In this section the HDDs are tested under loads typical of the disk subsystem of a server.
As opposed to many other reviewers, we use the Database pattern to measure the performance of the HDD not at a fixed ratio of reads to writes (67% reads to 33% writes) but at 11 points, the percentage of writes changing from 0% to 100% stepping 10%.
As a result, you can choose the HDD that suits the specific ratio of reads to writes of your particular database.
I will discuss three operation modes for three request queue depths. First, the queue is 1 request deep.
The Hitachi HDDs are in the lead at low percentages of writes but the Seagate Barracuda 7200.11 overtakes them as soon as 40% writes. Interestingly, the server-oriented Barracuda ES.2 behaves more conservatively: it is somewhat slow at low percentages of writes but then improves and shows a good performance gain at high percentages of writes. It doesn’t reach the speed of the Barracuda 7200.11, though.
It is just the opposite with the Hitachi HDDs: the server version (Ultrastar) is faster than the desktop version in the Random Write mode (0% read requests).
The HDD from Western Digital is the slowest drive in this test just as you could expect.
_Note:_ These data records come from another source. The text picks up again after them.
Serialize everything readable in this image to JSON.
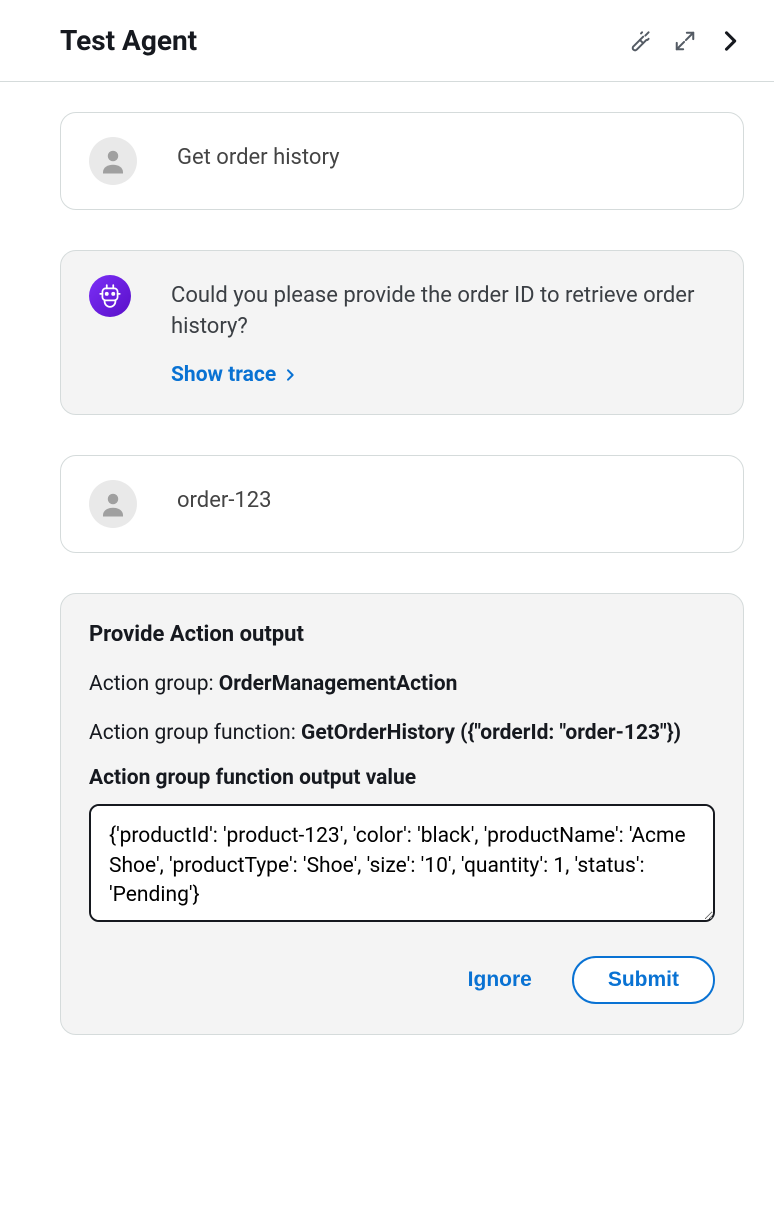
{
  "header": {
    "title": "Test Agent"
  },
  "messages": {
    "user1": "Get order history",
    "agent1": "Could you please provide the order ID to retrieve order history?",
    "show_trace": "Show trace",
    "user2": "order-123"
  },
  "action": {
    "title": "Provide Action output",
    "group_label": "Action group: ",
    "group_value": "OrderManagementAction",
    "func_label": "Action group function: ",
    "func_value": "GetOrderHistory ({\"orderId: \"order-123\"})",
    "output_label": "Action group function output value",
    "output_value": "{'productId': 'product-123', 'color': 'black', 'productName': 'Acme Shoe', 'productType': 'Shoe', 'size': '10', 'quantity': 1, 'status': 'Pending'}",
    "ignore": "Ignore",
    "submit": "Submit"
  }
}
Now the requests queue gets longer.
We’ve already seen above that the Seagate drives are good at reordering read requests. This helps them now at low percentages of writes. Take note that the Barracuda 7200.11 is ahead of the Barracuda ES.2 whereas the Hitachi drives are only competitive against the Barracuda 7200.11 in the near-30%-writes zone.
And now the queue depth is the longest.
Every HDD accelerates towards the left part of the diagram, but the Seagate HDDs are still unrivalled. The HDD from Western Digital should be noted for its being almost as fast as the Samsung, which has a higher spindle rotation speed, in nearly every mode.
So, if you are looking for a high-capacity HDD for your database, you can consider the HDDs from Seagate. They feature a good implementation of NCQ which gives them an edge against their opponents. It’s not quite clear why the desktop HDD from Seagate is faster than the server version, but that’s not my problem. :)
The results of this test suggest that Seagate’s drives are going to be superior in every other server test, but we’d better check this out in practice starting with the File-Server pattern.